Meanwhile, manufacturers are working to pare down the number of dealerships to fit the needs of this new way of buying.
Steve Torok, Chrysler's marketing director, says the company is planning to cut back to 4,000 dealers from 4,612 in the next three to four years by merging all its Chrysler-Plymouth and Jeep-Eagle franchises. It will keep 2,000 of these unified dealers and 2,000 Dodge franchises.
Distribution costs are the biggest component of car manufacturing that has not yet been streamlined, following efforts over the last decade to squeeze down manufacturing costs.
The potential savings are enormous. Under today's industry standard of keeping a 60-day supply of cars on hand, the cost of holding inventory at dealerships runs tens of millions of dollars a day. And usually dealers have even longer supplies of many slow-selling models.
Instead, carmakers are working toward building to order. George Stalk, a prominent auto-industry consultant, is pushing what he calls "the 15-day car," a car that could be built and delivered within 15 days of when a customer places an order.
Chrysler has taken the first tiny step in this direction with its new electronic customer-information system, Plymouth Place, built by Trilogy Development Group. The system allows customers to choose the model, color, and options of the car they want, find out statistics such as towing capacity for trucks, and get a bottom line price. The information is available through computer kiosks in showrooms and shopping malls or through customers' own computers via the Internet.

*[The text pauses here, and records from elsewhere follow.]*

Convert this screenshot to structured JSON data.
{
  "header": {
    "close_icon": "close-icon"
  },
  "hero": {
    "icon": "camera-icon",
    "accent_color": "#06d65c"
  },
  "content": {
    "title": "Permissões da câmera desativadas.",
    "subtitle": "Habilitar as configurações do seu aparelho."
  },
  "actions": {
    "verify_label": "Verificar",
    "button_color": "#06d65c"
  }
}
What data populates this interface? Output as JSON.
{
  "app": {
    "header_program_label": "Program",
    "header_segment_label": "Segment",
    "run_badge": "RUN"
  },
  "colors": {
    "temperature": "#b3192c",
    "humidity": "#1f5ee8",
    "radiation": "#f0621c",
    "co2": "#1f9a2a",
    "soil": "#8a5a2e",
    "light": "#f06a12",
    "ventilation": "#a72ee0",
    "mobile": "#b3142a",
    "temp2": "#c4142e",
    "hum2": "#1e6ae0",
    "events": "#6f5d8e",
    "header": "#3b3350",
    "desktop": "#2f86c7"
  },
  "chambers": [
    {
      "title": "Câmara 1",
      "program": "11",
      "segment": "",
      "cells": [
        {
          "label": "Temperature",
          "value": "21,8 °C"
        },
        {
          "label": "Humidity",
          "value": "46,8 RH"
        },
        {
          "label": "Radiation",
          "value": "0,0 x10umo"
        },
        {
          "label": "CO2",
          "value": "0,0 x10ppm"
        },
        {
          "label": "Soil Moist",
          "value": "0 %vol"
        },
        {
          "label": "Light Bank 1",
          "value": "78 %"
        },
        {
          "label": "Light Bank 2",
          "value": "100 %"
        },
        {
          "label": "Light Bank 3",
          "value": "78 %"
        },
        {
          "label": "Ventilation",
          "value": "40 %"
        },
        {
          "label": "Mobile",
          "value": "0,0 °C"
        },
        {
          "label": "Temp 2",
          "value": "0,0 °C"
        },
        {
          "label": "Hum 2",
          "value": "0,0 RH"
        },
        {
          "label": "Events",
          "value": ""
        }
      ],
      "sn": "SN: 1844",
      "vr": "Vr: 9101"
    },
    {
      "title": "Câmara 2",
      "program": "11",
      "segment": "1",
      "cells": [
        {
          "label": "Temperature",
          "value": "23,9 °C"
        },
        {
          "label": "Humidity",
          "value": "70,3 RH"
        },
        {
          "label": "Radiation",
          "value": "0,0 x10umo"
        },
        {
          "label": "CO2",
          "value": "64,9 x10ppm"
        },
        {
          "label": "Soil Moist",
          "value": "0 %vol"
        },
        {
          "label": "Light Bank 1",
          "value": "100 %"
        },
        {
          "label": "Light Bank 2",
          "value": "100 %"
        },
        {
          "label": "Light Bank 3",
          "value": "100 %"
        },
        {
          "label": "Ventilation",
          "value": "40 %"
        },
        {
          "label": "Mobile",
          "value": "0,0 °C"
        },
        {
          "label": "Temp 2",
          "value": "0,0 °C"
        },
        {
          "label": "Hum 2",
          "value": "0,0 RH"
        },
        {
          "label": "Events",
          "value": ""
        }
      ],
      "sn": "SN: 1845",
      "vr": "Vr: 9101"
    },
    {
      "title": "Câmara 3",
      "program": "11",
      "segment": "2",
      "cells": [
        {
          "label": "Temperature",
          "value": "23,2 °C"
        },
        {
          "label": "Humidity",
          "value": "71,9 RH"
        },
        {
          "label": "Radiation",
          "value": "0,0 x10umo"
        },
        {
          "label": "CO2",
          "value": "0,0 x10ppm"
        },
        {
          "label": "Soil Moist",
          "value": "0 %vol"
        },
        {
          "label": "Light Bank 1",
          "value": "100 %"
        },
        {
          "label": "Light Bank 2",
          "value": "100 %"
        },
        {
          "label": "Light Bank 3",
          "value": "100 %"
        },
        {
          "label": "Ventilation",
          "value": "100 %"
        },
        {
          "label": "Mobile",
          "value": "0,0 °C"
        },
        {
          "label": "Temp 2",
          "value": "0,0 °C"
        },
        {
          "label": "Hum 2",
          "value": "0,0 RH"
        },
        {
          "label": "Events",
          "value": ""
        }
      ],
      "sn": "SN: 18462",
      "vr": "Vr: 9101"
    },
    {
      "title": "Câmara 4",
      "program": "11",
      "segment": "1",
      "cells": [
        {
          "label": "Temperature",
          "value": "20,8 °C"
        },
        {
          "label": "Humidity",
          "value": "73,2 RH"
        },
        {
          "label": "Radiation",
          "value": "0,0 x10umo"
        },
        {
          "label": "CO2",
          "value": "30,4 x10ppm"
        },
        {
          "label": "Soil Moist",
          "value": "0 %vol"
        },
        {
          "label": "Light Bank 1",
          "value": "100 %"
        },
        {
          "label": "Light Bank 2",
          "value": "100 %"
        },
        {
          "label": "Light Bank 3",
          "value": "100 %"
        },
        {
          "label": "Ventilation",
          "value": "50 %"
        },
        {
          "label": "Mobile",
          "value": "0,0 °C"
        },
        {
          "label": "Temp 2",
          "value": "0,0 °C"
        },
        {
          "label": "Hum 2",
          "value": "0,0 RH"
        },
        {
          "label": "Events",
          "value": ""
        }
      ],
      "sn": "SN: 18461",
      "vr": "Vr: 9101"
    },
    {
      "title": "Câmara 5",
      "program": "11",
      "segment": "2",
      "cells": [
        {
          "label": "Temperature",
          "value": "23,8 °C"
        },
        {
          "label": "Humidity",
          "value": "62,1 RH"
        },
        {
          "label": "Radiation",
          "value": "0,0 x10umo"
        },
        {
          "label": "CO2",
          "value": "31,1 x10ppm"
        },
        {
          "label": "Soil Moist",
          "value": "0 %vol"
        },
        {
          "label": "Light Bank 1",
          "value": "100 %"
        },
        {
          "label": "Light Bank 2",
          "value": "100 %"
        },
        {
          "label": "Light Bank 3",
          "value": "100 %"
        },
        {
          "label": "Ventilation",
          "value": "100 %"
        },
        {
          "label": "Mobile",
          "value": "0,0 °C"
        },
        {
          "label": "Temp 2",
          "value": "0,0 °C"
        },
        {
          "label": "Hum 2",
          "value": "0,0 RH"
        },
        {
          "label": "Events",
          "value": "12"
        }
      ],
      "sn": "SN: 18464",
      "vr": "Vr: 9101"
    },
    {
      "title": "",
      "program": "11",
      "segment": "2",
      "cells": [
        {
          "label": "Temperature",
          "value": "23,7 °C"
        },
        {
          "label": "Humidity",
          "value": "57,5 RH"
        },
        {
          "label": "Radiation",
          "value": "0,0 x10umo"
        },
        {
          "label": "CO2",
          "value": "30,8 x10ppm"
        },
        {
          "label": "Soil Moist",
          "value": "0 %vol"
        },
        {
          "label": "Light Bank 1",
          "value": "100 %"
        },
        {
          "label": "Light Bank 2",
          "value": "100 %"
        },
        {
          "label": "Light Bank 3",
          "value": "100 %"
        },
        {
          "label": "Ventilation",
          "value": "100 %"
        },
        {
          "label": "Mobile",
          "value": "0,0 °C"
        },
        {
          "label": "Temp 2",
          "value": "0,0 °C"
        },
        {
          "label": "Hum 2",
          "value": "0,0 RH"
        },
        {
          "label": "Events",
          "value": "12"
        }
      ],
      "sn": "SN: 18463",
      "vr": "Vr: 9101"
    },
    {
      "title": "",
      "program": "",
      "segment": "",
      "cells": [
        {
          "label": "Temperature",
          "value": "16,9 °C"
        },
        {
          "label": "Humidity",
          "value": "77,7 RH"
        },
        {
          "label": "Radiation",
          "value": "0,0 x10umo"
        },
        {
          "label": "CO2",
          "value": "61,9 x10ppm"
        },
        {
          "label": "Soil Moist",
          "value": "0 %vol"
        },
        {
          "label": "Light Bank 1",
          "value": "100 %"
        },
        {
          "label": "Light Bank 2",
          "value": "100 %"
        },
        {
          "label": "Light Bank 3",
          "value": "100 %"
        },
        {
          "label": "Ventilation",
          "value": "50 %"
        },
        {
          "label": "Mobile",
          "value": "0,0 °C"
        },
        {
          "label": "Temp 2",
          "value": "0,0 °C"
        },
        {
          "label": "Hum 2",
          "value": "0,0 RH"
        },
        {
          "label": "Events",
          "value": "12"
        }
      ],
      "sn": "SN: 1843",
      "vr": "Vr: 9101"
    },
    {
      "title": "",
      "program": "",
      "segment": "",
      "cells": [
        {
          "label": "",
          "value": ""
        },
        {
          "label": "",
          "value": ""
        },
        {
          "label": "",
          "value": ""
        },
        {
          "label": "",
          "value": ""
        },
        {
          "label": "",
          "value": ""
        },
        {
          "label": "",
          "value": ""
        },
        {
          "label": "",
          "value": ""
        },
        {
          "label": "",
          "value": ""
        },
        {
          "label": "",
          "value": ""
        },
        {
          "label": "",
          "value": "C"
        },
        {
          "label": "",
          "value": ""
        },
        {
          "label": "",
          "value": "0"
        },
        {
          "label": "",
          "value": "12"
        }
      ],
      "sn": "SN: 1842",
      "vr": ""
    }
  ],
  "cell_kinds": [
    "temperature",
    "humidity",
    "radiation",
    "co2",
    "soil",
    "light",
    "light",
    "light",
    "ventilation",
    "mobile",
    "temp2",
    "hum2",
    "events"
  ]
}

So far, the system only lists Chrysler's Plymouth brand cars, and users still have to go to the dealership to place an order.
For both Chrysler and its customers, however, the system represents the first step toward consumer empowerment and build-to-order distribution.
Every time a customer makes a selection in Plymouth Place, Chrysler records it. This way the company learns what options and colors customers really want on their cars, not just what they settled for because it was on the dealer's lot.
Eventually the company expects to need fewer dealers to fill customers' more exact orders.
The next challenge will be filling the continuing demand for repair service with fewer dealers. Many automakers, including Ford, GM, Chrysler, Toyota, and Mercedes-Benz, have opened or made plans to build satellite repair centers that would be run by a local dealer but would not do sales. So many dealers might have several service outlets.
Does today's small independent dealer have a place in the retail world of tomorrow? Keithley says yes. It's today's mid-size dealerships with high overhead that will be hit hardest in this new climate. "Small dealers can do fine if they're long on customer service and short on expense."
That's what this car-retailing revolution is all about: making it less intimidating to buy a car. So you can simply walk into a store, check out the selection, and say, "I'll take that one."